With encouragement of her father, C.Y. O'Connor, Kathleen (Kate) O’Connor (1876-1968) studied art in Perth before pursuing a lifelong career as an artist in Paris after 1906. Kate embraced all that the centre of the international art world had to offer, before returning to WA at 72 year of age in 1948. Feeling stifled by the parochial art scene in Perth, Kate returned to Paris to rekindle her career in 1952. This self portrait by Kate O'Connor was painted at the peak of her time output in Paris in 1925. It depicts a resolute artist, fashionable dressed, with her favourite Algerian striped rug, which is still with the artist's family today.
Kathleen O’Connor is represented in all Australian national and state public art collections including the largest holding of her work of 49 paintings that reside with the City of Fremantle Art Collection.
Kathleen Laetitia O’Connor was born in the harbour town of Hokitika, New Zealand in 1876. She was the daughter of Susan (nee) Ness and Irish born Charles Yelverton O’Connor and moved to Fremantle as a young woman with her family when her father was appointed as Engineer-in-Chief in 1891.
Growing up in a privileged and conservative home, her life was irrevocably altered following a monumental tragedy in 1902 when her father shot himself with his son’s revolver at South Beach.
In her twenties O’Connor was influenced by Perth artist Florence Fuller to undertake art studies under the tutorship of English Arts & Crafts exponent J.W.R Linton. Following cessation of her studies Perth and fueled by resentment of those of her adopted home who may have contributed to her father’s death, she travelled overseas with her family and developed an ambition to live as an artist in Europe.

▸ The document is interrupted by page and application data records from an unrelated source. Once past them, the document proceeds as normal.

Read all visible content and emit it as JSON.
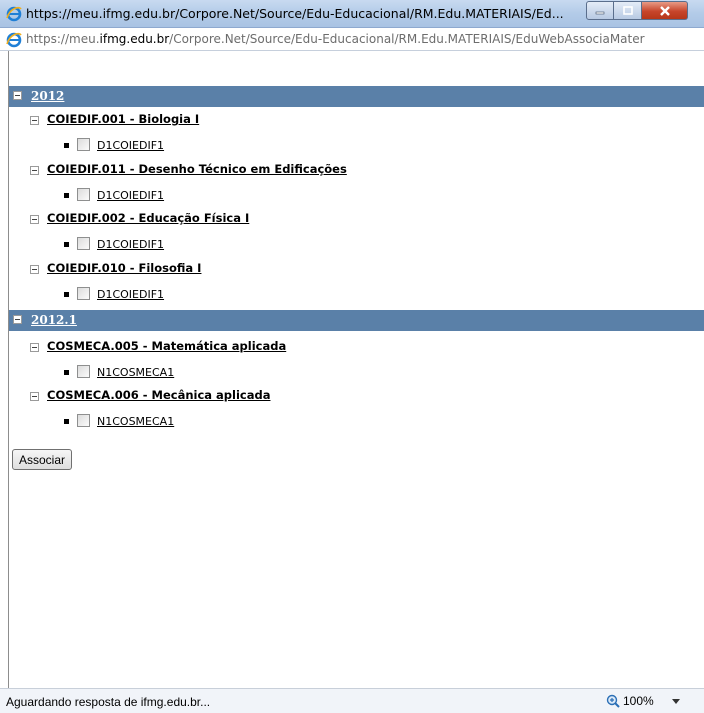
{
  "window": {
    "title": "https://meu.ifmg.edu.br/Corpore.Net/Source/Edu-Educacional/RM.Edu.MATERIAIS/Ed...",
    "url_prefix": "https://meu.",
    "url_domain": "ifmg.edu.br",
    "url_rest": "/Corpore.Net/Source/Edu-Educacional/RM.Edu.MATERIAIS/EduWebAssociaMater"
  },
  "groups": [
    {
      "label": "2012",
      "subjects": [
        {
          "label": "COIEDIF.001 - Biologia I",
          "classes": [
            "D1COIEDIF1"
          ]
        },
        {
          "label": "COIEDIF.011 - Desenho Técnico em Edificações",
          "classes": [
            "D1COIEDIF1"
          ]
        },
        {
          "label": "COIEDIF.002 - Educação Física I",
          "classes": [
            "D1COIEDIF1"
          ]
        },
        {
          "label": "COIEDIF.010 - Filosofia I",
          "classes": [
            "D1COIEDIF1"
          ]
        }
      ]
    },
    {
      "label": "2012.1",
      "subjects": [
        {
          "label": "COSMECA.005 - Matemática aplicada",
          "classes": [
            "N1COSMECA1"
          ]
        },
        {
          "label": "COSMECA.006 - Mecânica aplicada",
          "classes": [
            "N1COSMECA1"
          ]
        }
      ]
    }
  ],
  "buttons": {
    "associar": "Associar"
  },
  "status": {
    "text": "Aguardando resposta de ifmg.edu.br...",
    "zoom": "100%"
  },
  "colors": {
    "group_bar": "#5a80a8",
    "title_bar": "#b3cbe8",
    "close_button": "#c7452b"
  }
}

In 1910, when she was 33 and with the financial assistance of her mother, O’Connor established an independent artistic career in Paris, at a time when the city was the centre of international avant-garde literary, artistic and Intellectual movements. She followed in the footsteps of other Australian women artists aboard including Ethel Carrick Fox, Thea Proctor, Vida Lahey and Bessie Davidson. O’Connor moved in the fringes of artistic bohemian circles to frequent café life, study painting, exhibit regularly and connect with contemporary artists Isaac Israels, Eduard Vuillard and later Walter Sickert and sculptor José Clara.

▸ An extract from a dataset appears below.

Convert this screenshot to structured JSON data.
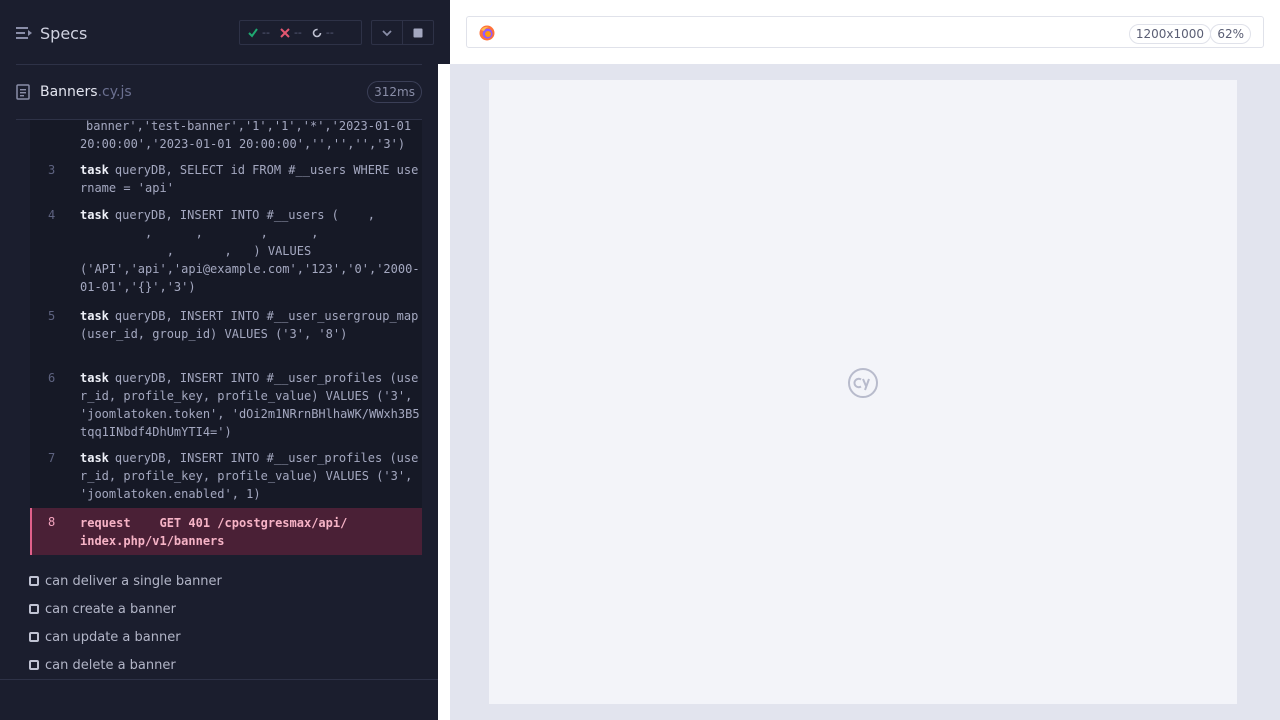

A follower of the French school of painting, she studied briefly with Rupert Bunny at Atelier Blanche and shared a studio with New Zealand artist Frances Hodgkins. She lived in London during WWl returning to Paris before the end of hostilities in 1917. The 1920’s and 1930’s were the best years for O’Connor professionally when she met Amedeo Modigliani, Marc Chagall and Dunoyer de Segonzac and continue to exhibit regularly at Salon d’Automne (since 1911) and Salon des Independants in Paris. She returned to Australia briefly to produce ceramics and textiles for David Jones in Sydney to limited success and exhibited again in Perth in 1927. She returned to Europe before World War ll, to re-establish her studio but to be exiled once more when she fled Paris in June 1940 to reside in London and Bath and take refuge in a village rectory after experiencing the horror of Luftwaffe bombing raids. After the war she lost all her possessions from her Paris studio when it was expropriated.

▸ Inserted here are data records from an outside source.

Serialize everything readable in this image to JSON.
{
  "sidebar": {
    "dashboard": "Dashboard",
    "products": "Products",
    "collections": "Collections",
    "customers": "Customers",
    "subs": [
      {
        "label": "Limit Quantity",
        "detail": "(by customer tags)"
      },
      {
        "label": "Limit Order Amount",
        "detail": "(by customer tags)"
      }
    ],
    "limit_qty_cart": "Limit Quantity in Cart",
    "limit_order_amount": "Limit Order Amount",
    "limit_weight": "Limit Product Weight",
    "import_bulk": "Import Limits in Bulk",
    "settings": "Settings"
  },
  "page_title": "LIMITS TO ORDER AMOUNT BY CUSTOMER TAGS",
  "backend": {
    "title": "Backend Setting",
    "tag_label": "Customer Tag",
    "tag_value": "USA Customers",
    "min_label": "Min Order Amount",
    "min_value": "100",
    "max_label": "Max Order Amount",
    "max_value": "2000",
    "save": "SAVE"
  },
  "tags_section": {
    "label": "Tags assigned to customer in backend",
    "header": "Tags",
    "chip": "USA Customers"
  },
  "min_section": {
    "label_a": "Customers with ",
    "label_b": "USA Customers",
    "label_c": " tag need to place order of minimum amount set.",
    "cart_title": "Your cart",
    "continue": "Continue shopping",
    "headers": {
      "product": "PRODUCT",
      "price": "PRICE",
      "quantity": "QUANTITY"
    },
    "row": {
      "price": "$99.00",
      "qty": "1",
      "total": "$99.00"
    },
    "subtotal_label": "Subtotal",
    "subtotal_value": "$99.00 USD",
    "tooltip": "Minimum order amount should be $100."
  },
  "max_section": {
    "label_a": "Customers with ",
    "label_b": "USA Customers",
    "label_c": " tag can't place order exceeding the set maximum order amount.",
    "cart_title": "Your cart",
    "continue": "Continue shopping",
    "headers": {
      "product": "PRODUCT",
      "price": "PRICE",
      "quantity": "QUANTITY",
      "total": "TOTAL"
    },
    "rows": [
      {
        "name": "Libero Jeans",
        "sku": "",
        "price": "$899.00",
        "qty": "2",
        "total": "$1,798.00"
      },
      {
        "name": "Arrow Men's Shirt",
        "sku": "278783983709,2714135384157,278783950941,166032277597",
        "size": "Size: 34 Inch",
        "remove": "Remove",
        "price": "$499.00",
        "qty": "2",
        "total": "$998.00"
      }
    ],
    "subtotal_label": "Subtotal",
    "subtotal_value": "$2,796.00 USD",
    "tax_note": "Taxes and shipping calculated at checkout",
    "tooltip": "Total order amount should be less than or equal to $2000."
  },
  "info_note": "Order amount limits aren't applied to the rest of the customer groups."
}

Without a studio and not fully compensated for her wartime losses, O’Connor at 72, reluctantly returned to WA in 1948. She took up a studio at no.40 High Street, Fremantle and her return was soon vindicated through a retrospective exhibition of 28 works at the Art Gallery of WA and commercial shows with Hotchin Galleries and Perth Society of Artists. When Kathleen O’Connor was 75 years old she returned to Paris to find the cost of living prohibitive and without lodgings moved repeatedly between Paris and London. Her final exhibition of 52 paintings in Paris in 1953 failed to sell a single work and illness and isolation forced her to return to Australia for the last time in 1955.
In the last decade of her life she continued to paint portraits and still life subjects in her Perth studio, exhibited nationally, awarded the Perth Prize in 1958 and hung in the Archibald Prize in 1961. Kathleen O’Connor did not finish a painting in the last few years of her life due to diminishing health. She was recognized for her life achievements through two significant exhibitions including a major retrospective at the Art Gallery of WA in 1967. Kathleen O’Connor died in Perth in 1968, in her 92nd year.